A series of resolutions was adopted
thanking the ex-official "for the hon
esty and singleness of purpose which
he brought to the performance of his
duties as president." The convention
will meet in Los Angeles next year.
Killed In Coal Mines.
Last year 2.785 men were killed in
the coal mines of this country. If the
killing of a dozen Americans at Vera
Cruz by Mexicans is a sufficient cause
for war, what about the killing of 2,785
men in the coal mines? The man who
Is killed doiug his duty in a coal mine
is as much a hero as the man shot to
death in war.
ENGINEERING FEATS.
Clever Trioke With Whioh Emergen
cies Have Been Met.
Engineering is filled with so many
tricks to meet emergencies that most
of them pass unnoticed, but two have
recently attracted the attention of en
gineers because of their real oddity.
One was a scheme for stopping a
blazing leak in a big high pressure gas
main iu Sun Francisco. Some unknown
men who wanted to make trouble set
off a chemical preparation on the gas
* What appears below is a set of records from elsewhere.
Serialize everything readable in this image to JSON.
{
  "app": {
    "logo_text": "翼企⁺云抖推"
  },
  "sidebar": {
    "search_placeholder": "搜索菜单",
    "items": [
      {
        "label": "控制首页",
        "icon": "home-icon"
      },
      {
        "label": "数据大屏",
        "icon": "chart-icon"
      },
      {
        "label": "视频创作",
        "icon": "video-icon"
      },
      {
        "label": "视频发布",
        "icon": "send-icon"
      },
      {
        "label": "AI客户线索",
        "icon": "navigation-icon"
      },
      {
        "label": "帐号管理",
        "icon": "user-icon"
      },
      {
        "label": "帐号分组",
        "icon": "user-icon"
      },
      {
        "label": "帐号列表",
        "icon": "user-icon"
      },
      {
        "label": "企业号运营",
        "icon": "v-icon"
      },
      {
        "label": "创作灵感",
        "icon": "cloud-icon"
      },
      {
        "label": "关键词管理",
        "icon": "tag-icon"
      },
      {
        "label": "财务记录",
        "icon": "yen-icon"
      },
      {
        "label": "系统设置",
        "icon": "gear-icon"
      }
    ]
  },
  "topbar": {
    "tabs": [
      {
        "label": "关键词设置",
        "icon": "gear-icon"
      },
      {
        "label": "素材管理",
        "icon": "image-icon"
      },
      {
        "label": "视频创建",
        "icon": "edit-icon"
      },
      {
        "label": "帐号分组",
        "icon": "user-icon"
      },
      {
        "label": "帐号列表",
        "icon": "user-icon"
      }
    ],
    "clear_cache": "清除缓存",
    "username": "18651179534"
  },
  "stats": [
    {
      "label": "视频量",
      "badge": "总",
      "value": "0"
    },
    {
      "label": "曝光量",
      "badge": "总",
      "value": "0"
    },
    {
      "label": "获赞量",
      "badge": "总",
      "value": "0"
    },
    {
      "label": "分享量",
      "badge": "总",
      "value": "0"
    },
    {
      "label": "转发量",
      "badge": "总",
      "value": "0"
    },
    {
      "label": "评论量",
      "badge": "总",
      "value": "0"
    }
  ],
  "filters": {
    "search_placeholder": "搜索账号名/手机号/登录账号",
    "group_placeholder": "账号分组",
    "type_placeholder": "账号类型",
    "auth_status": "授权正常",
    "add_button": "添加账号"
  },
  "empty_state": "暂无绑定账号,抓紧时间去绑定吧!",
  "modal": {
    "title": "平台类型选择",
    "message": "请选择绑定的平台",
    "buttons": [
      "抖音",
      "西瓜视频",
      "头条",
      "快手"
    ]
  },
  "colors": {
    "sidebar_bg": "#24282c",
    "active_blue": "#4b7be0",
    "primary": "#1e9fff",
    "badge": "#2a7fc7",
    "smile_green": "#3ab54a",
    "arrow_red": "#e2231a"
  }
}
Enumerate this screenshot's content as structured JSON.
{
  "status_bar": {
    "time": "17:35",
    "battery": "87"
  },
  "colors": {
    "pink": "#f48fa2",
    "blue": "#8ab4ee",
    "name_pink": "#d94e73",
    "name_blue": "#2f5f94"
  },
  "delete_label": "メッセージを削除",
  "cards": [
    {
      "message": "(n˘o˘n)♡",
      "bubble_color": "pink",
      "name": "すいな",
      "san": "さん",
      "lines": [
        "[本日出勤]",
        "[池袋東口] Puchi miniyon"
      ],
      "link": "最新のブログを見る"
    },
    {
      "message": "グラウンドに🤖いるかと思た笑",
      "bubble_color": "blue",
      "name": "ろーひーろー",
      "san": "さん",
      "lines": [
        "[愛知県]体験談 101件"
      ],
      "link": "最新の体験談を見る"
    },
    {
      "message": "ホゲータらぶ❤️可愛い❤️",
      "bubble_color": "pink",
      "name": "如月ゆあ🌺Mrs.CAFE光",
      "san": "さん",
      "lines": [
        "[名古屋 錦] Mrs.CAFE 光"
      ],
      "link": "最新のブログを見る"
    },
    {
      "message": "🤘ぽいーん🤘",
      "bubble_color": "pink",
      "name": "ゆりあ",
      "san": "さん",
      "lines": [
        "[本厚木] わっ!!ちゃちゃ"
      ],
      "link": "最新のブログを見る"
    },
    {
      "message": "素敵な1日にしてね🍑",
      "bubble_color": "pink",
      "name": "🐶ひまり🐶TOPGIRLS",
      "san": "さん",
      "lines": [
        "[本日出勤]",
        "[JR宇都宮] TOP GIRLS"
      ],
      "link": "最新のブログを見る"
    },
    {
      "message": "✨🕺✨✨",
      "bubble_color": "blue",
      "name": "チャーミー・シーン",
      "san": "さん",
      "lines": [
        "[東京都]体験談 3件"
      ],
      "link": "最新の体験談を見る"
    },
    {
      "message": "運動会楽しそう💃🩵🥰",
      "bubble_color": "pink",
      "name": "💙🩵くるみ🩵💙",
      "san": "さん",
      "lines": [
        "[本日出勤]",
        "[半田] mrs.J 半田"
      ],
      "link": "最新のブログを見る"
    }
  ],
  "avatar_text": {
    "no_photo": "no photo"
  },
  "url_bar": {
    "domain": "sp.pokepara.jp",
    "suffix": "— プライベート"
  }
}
main, with the result that in a few
seconds a hole had been melted in the
maiu, the gas poured out and a great
flame shot twenty-five feet in the air.
It was then after midnight, and it was
very inadvisable to shut the big main
off. so it was decided to make an at
tempt to stop the leak without shutting
off the gas.
An oil well trick was used. An iron
pipe six inches in diameter and twenty
feet long was stood on end beside the
gas main and then by careful manipu
lation placed directly over the leak.
This sent the leaking gas shooting
through the pipe and flaming out at the
top twenty feet In the air. Some gas
leaked out at the bottom of the pipe,
but this was easily stopped, so the only
flame was that at the top of the pipe.
Ropes had been attached to the pipe,
ud finally at a given signal the ropes
were yanked and the pipe was thrown
many feet away from the gas main.
The pipe carried the flame with it The
leaking gas then shot directly Into the
air from the main, but as there was
The
4
330 East 5th St.
giBBBSjii
1Ol
Cor. Front and Hieh Sts.
Merchants' Dinner Lunch
The other scheme was to get to the
top of a high chimney without using
scaffolding or other expensive methods.
The chimney rose two hundred feet be
side a Missouri power plant, and it was
proposed to attach a sign running up
and down Its side. A little parachute
with a stout cord attached was pushed
into the chimney at the bottom, the
flue gases carried It to the top and
then out into the air. It fell on one
side, dragging the cord after it Then
by means of the cord a rope was pass
ed up outside of the chimney and down
the inside and the chimney top was
accessible.—Saturday Evening Post
The Spanisfi Flag.
The red and yellow of the Spanish
flag is said to be derived from this oc
currence: In 137S Charles the Bold
dipped his fingers In the blood of Geof
frey, count of Barcelona, and drew
them dowrn the count's golden shield in
token of his appreciation of the hitter's
bravery. The shield, so marked, be
came the arms of Barcelona, which be
came part of Aragon. and Its arms
were taken by that kingdom
Winding Clocks.
Be careful about winding clocks
Wind them always at the same time
and never wind them loo ttirht -Find
out just how many full turns of the
key it takes to wind to the
proper point and alw.-ivs *tn|- with th:tt
cumber of turns
iioibrocK Bros. c.
Peliabie [ieaiers in
Dry Goods, Carpets, Cloaks, Qutenswar*
Millinery. H«ust Furnishings
Toss-Holbrock Stamps with
all Cash
Meet him at
s
Served every Day i
Lunch Counter Connected I
i "t
pww "w* v
Tyr v UF w w v« vvvf
TRY
Tlte H.H.Jones Service Bisinfectors
Used by all the leading Cafes
and Business Houses in the city
No Bad Odors and Perfect San
itation at All Times
l" I
Just Bear
The Ohio Union Bottled Beer
When you want a g*od Beer, all who have drank
it are delighted. Nothing but Hops and Malt of
Quality are used in making our
Zunt=Heit, Special Brew and Tannliauser
£Sold by all Leading Cafes in Hamilton
Ohio Union Brewing Co.
Cincinnati, Ohio
READ THE PRESS
"I
$1.00 PER YBAR
no flame near it did not burn. It was
then a comparatively simple task to
plug the hole until permanent repairs
could be made.
ifc'Mf
CINCINNATI, 6HII
In
Mind

xml | txt